# [Try it]
If a line of the data contains the word "کنید", it is counted; report how many such lines there are and nothing else.

** Data for review follows **

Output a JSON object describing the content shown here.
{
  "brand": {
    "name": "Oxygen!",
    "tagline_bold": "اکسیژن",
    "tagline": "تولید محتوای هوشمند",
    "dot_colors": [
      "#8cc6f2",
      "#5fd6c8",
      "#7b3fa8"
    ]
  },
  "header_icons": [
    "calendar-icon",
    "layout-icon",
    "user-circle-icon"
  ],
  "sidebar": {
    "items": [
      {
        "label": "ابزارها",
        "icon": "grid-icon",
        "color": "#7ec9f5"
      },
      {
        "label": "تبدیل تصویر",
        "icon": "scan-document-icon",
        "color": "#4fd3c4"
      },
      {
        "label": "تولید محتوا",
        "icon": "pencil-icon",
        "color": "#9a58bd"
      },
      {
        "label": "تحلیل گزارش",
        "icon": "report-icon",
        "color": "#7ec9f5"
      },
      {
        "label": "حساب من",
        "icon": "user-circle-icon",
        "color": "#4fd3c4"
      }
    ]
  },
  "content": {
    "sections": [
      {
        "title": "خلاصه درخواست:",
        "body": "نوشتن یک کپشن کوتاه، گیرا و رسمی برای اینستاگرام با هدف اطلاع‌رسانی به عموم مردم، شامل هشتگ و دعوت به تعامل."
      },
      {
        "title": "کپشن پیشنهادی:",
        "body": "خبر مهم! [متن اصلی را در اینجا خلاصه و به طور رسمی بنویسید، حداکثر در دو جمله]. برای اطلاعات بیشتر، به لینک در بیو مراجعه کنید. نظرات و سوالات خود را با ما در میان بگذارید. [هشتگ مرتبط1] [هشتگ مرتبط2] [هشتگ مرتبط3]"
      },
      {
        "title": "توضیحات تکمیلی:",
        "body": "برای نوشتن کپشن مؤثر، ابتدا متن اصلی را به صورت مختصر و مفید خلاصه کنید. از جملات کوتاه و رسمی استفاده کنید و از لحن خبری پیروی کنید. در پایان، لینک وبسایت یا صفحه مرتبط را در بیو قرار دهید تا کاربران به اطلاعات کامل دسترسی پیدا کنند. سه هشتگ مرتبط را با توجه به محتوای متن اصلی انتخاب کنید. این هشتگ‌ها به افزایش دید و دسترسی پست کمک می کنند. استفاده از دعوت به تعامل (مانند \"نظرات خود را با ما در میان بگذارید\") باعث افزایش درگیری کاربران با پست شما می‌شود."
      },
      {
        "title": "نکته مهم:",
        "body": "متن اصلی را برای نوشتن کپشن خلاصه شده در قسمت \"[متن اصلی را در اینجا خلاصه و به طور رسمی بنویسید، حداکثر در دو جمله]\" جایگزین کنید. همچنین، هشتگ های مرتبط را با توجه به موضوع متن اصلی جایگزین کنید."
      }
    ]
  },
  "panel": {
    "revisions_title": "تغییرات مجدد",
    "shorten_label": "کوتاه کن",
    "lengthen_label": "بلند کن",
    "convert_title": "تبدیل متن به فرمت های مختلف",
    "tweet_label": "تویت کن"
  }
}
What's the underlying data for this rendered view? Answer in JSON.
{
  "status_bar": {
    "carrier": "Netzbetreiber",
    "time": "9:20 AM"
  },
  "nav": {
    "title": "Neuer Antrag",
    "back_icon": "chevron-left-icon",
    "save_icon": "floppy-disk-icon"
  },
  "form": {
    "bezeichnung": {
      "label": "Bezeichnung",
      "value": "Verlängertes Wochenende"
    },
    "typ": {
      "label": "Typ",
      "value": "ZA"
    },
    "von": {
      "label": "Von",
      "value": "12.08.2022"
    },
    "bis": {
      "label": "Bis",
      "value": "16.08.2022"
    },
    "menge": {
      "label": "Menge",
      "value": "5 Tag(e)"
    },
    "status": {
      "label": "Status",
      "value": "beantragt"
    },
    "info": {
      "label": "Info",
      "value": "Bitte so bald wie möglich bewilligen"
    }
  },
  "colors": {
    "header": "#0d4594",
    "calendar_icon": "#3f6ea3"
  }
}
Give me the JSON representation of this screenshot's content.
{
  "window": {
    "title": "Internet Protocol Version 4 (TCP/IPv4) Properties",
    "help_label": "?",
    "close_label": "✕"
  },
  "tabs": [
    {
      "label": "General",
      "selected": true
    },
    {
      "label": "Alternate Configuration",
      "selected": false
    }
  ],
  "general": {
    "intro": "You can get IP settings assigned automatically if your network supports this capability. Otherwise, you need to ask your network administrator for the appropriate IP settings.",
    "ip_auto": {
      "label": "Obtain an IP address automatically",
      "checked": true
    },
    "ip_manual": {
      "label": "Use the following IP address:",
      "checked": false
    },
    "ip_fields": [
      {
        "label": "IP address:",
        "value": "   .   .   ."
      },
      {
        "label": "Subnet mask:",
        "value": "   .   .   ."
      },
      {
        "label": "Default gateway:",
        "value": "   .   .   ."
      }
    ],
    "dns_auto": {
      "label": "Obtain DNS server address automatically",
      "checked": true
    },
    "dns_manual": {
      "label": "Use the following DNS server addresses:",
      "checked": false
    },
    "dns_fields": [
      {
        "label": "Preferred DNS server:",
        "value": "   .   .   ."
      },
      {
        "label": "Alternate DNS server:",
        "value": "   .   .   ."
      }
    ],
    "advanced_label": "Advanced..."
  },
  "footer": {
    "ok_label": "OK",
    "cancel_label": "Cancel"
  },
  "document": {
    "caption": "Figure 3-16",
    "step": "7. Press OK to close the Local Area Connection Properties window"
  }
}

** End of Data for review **

# [Exercise response]
3